- _Task directions_
Every line of the listing below needs to be reproduced exactly.

╔══

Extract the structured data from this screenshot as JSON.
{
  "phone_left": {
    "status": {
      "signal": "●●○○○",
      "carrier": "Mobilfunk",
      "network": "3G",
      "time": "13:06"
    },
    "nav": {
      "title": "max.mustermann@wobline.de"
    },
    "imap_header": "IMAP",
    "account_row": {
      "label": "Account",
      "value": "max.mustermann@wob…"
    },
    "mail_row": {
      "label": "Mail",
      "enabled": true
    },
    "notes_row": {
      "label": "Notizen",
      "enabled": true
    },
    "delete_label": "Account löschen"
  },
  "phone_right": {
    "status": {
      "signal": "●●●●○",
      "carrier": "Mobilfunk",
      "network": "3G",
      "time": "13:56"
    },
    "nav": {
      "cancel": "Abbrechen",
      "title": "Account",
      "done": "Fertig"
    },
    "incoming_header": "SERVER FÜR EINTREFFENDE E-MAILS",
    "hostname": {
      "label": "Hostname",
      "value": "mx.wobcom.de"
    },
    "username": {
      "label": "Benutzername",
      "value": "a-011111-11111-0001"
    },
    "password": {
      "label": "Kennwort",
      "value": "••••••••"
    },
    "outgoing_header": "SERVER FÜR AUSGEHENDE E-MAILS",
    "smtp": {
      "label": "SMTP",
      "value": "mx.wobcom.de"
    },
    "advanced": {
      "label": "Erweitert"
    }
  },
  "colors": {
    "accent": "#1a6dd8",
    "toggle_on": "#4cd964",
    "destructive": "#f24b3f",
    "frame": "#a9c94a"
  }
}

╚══

- _Output for this task_
Extract the structured data from this screenshot as JSON.
{
  "phone_left": {
    "status": {
      "signal": "●●○○○",
      "carrier": "Mobilfunk",
      "network": "3G",
      "time": "13:06"
    },
    "nav": {
      "title": "max.mustermann@wobline.de"
    },
    "imap_header": "IMAP",
    "account_row": {
      "label": "Account",
      "value": "max.mustermann@wob…"
    },
    "mail_row": {
      "label": "Mail",
      "enabled": true
    },
    "notes_row": {
      "label": "Notizen",
      "enabled": true
    },
    "delete_label": "Account löschen"
  },
  "phone_right": {
    "status": {
      "signal": "●●●●○",
      "carrier": "Mobilfunk",
      "network": "3G",
      "time": "13:56"
    },
    "nav": {
      "cancel": "Abbrechen",
      "title": "Account",
      "done": "Fertig"
    },
    "incoming_header": "SERVER FÜR EINTREFFENDE E-MAILS",
    "hostname": {
      "label": "Hostname",
      "value": "mx.wobcom.de"
    },
    "username": {
      "label": "Benutzername",
      "value": "a-011111-11111-0001"
    },
    "password": {
      "label": "Kennwort",
      "value": "••••••••"
    },
    "outgoing_header": "SERVER FÜR AUSGEHENDE E-MAILS",
    "smtp": {
      "label": "SMTP",
      "value": "mx.wobcom.de"
    },
    "advanced": {
      "label": "Erweitert"
    }
  },
  "colors": {
    "accent": "#1a6dd8",
    "toggle_on": "#4cd964",
    "destructive": "#f24b3f",
    "frame": "#a9c94a"
  }
}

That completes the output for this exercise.